Work to be completed
Although the entries contain pictures, only their text goes into the copy, set down exactly.
---------- Material provided ----------
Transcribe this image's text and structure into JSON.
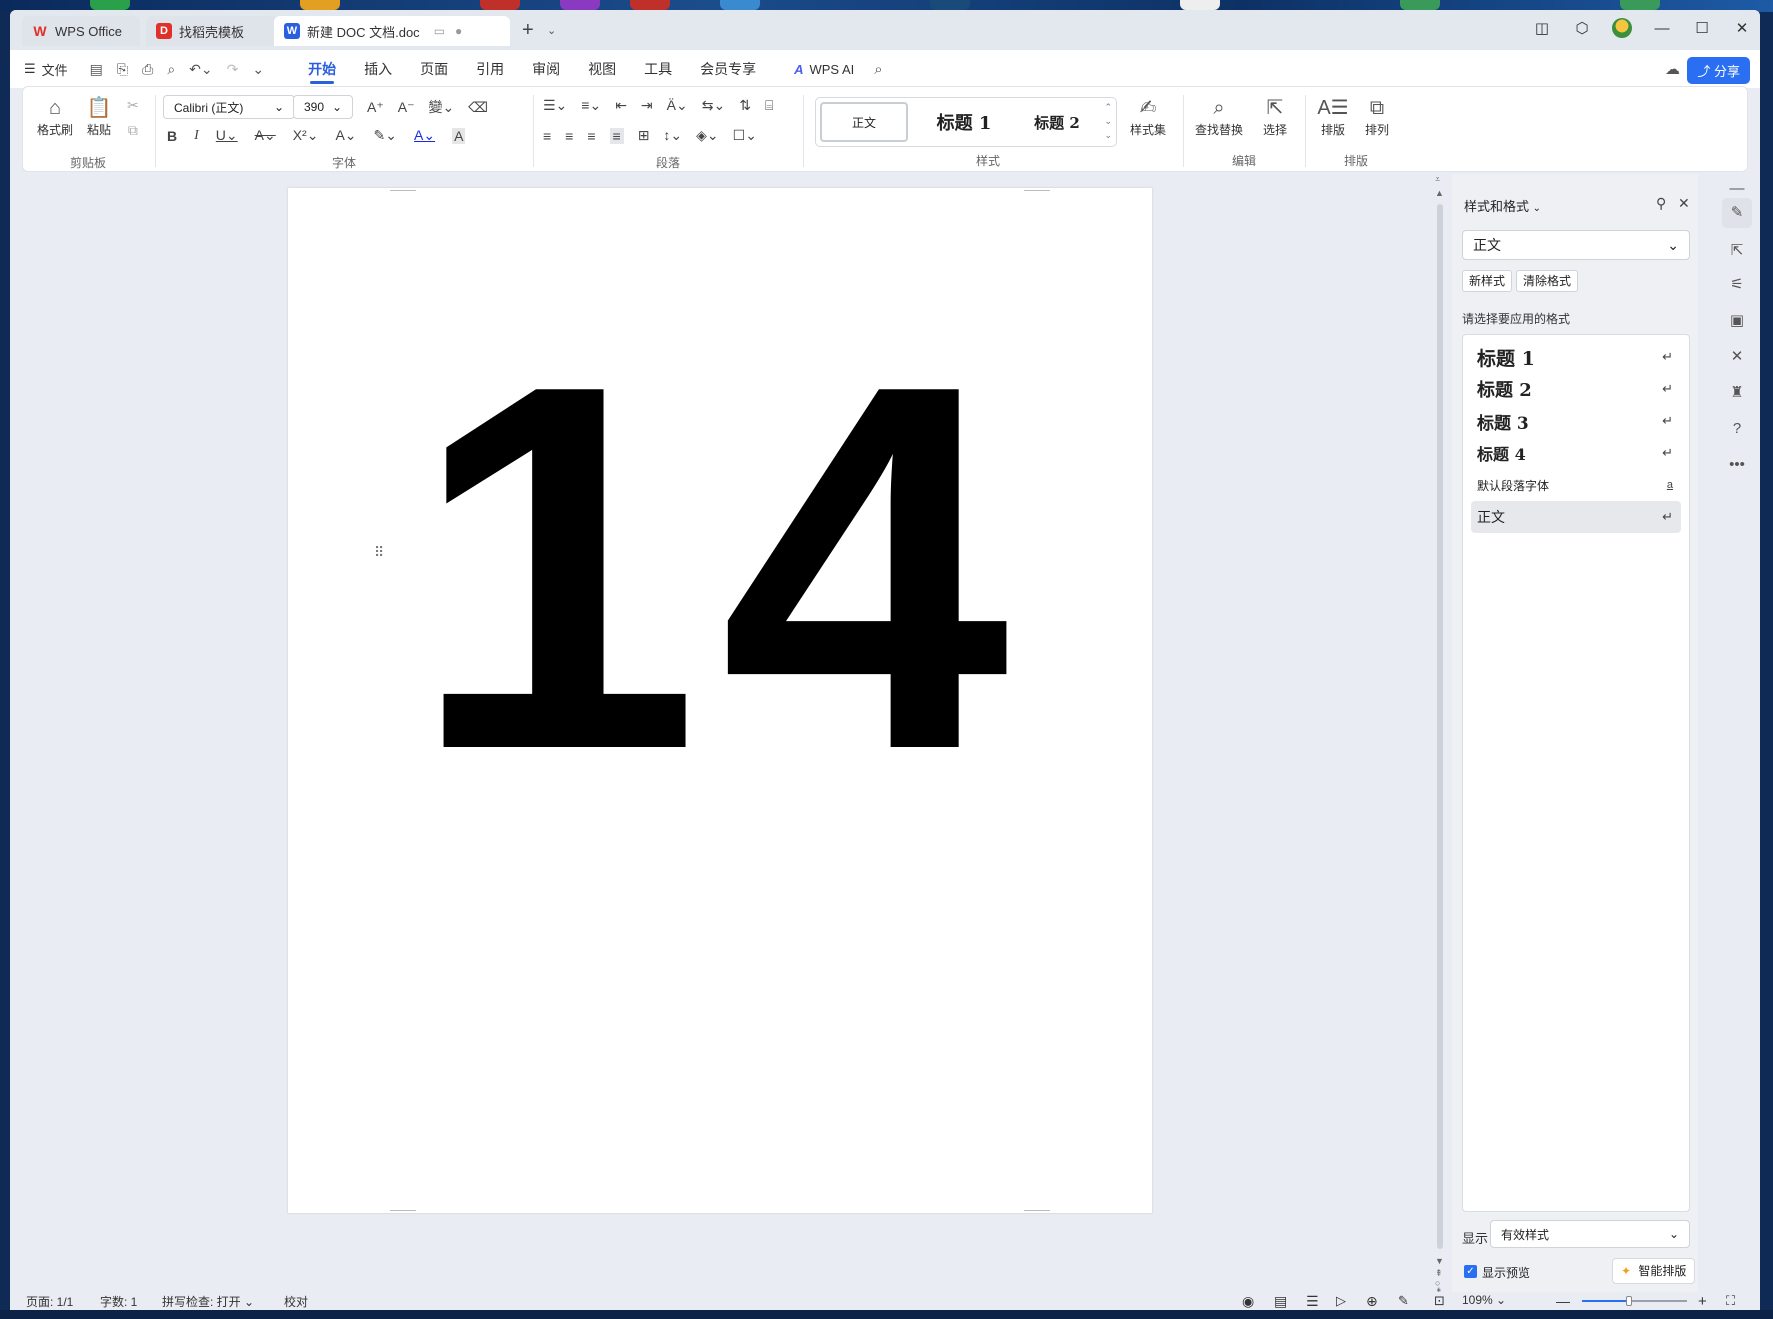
{
  "tabs": [
    {
      "label": "WPS Office",
      "logo": "W",
      "color": "#e0302a"
    },
    {
      "label": "找稻壳模板",
      "logo": "D",
      "color": "#e0302a"
    },
    {
      "label": "新建 DOC 文档.doc",
      "logo": "W",
      "color": "#2a5fe0"
    }
  ],
  "menu": {
    "file": "文件",
    "tabs": [
      "开始",
      "插入",
      "页面",
      "引用",
      "审阅",
      "视图",
      "工具",
      "会员专享"
    ],
    "active_tab": "开始",
    "wps_ai": "WPS AI",
    "share": "分享"
  },
  "ribbon": {
    "clipboard": {
      "format_painter": "格式刷",
      "paste": "粘贴",
      "label": "剪贴板"
    },
    "font": {
      "name": "Calibri (正文)",
      "size": "390",
      "label": "字体"
    },
    "paragraph": {
      "label": "段落"
    },
    "styles": {
      "items": [
        "正文",
        "标题 1",
        "标题 2"
      ],
      "style_set": "样式集",
      "label": "样式"
    },
    "edit": {
      "find_replace": "查找替换",
      "select": "选择",
      "label": "编辑"
    },
    "layout": {
      "typeset": "排版",
      "arrange": "排列",
      "label": "排版"
    }
  },
  "document": {
    "content": "14"
  },
  "styles_pane": {
    "title": "样式和格式",
    "current_style": "正文",
    "new_style": "新样式",
    "clear_format": "清除格式",
    "hint": "请选择要应用的格式",
    "items": [
      {
        "label": "标题 1",
        "marker": "↵"
      },
      {
        "label": "标题 2",
        "marker": "↵"
      },
      {
        "label": "标题 3",
        "marker": "↵"
      },
      {
        "label": "标题 4",
        "marker": "↵"
      },
      {
        "label": "默认段落字体",
        "marker": "a"
      },
      {
        "label": "正文",
        "marker": "↵"
      }
    ],
    "selected": "正文",
    "show_label": "显示",
    "show_value": "有效样式",
    "preview_label": "显示预览",
    "preview_checked": true,
    "smart_layout": "智能排版"
  },
  "statusbar": {
    "page": "页面: 1/1",
    "words": "字数: 1",
    "spell": "拼写检查: 打开",
    "proof": "校对",
    "zoom": "109%",
    "zoom_level": 0.45
  },
  "colors": {
    "accent": "#2a5fe0",
    "share_button": "#2a6ef2"
  }
}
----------
Worked solution
Transcribe this image's text and structure into JSON.
{
  "tabs": [
    {
      "label": "WPS Office",
      "logo": "W",
      "color": "#e0302a"
    },
    {
      "label": "找稻壳模板",
      "logo": "D",
      "color": "#e0302a"
    },
    {
      "label": "新建 DOC 文档.doc",
      "logo": "W",
      "color": "#2a5fe0"
    }
  ],
  "menu": {
    "file": "文件",
    "tabs": [
      "开始",
      "插入",
      "页面",
      "引用",
      "审阅",
      "视图",
      "工具",
      "会员专享"
    ],
    "active_tab": "开始",
    "wps_ai": "WPS AI",
    "share": "分享"
  },
  "ribbon": {
    "clipboard": {
      "format_painter": "格式刷",
      "paste": "粘贴",
      "label": "剪贴板"
    },
    "font": {
      "name": "Calibri (正文)",
      "size": "390",
      "label": "字体"
    },
    "paragraph": {
      "label": "段落"
    },
    "styles": {
      "items": [
        "正文",
        "标题 1",
        "标题 2"
      ],
      "style_set": "样式集",
      "label": "样式"
    },
    "edit": {
      "find_replace": "查找替换",
      "select": "选择",
      "label": "编辑"
    },
    "layout": {
      "typeset": "排版",
      "arrange": "排列",
      "label": "排版"
    }
  },
  "document": {
    "content": "14"
  },
  "styles_pane": {
    "title": "样式和格式",
    "current_style": "正文",
    "new_style": "新样式",
    "clear_format": "清除格式",
    "hint": "请选择要应用的格式",
    "items": [
      {
        "label": "标题 1",
        "marker": "↵"
      },
      {
        "label": "标题 2",
        "marker": "↵"
      },
      {
        "label": "标题 3",
        "marker": "↵"
      },
      {
        "label": "标题 4",
        "marker": "↵"
      },
      {
        "label": "默认段落字体",
        "marker": "a"
      },
      {
        "label": "正文",
        "marker": "↵"
      }
    ],
    "selected": "正文",
    "show_label": "显示",
    "show_value": "有效样式",
    "preview_label": "显示预览",
    "preview_checked": true,
    "smart_layout": "智能排版"
  },
  "statusbar": {
    "page": "页面: 1/1",
    "words": "字数: 1",
    "spell": "拼写检查: 打开",
    "proof": "校对",
    "zoom": "109%",
    "zoom_level": 0.45
  },
  "colors": {
    "accent": "#2a5fe0",
    "share_button": "#2a6ef2"
  }
}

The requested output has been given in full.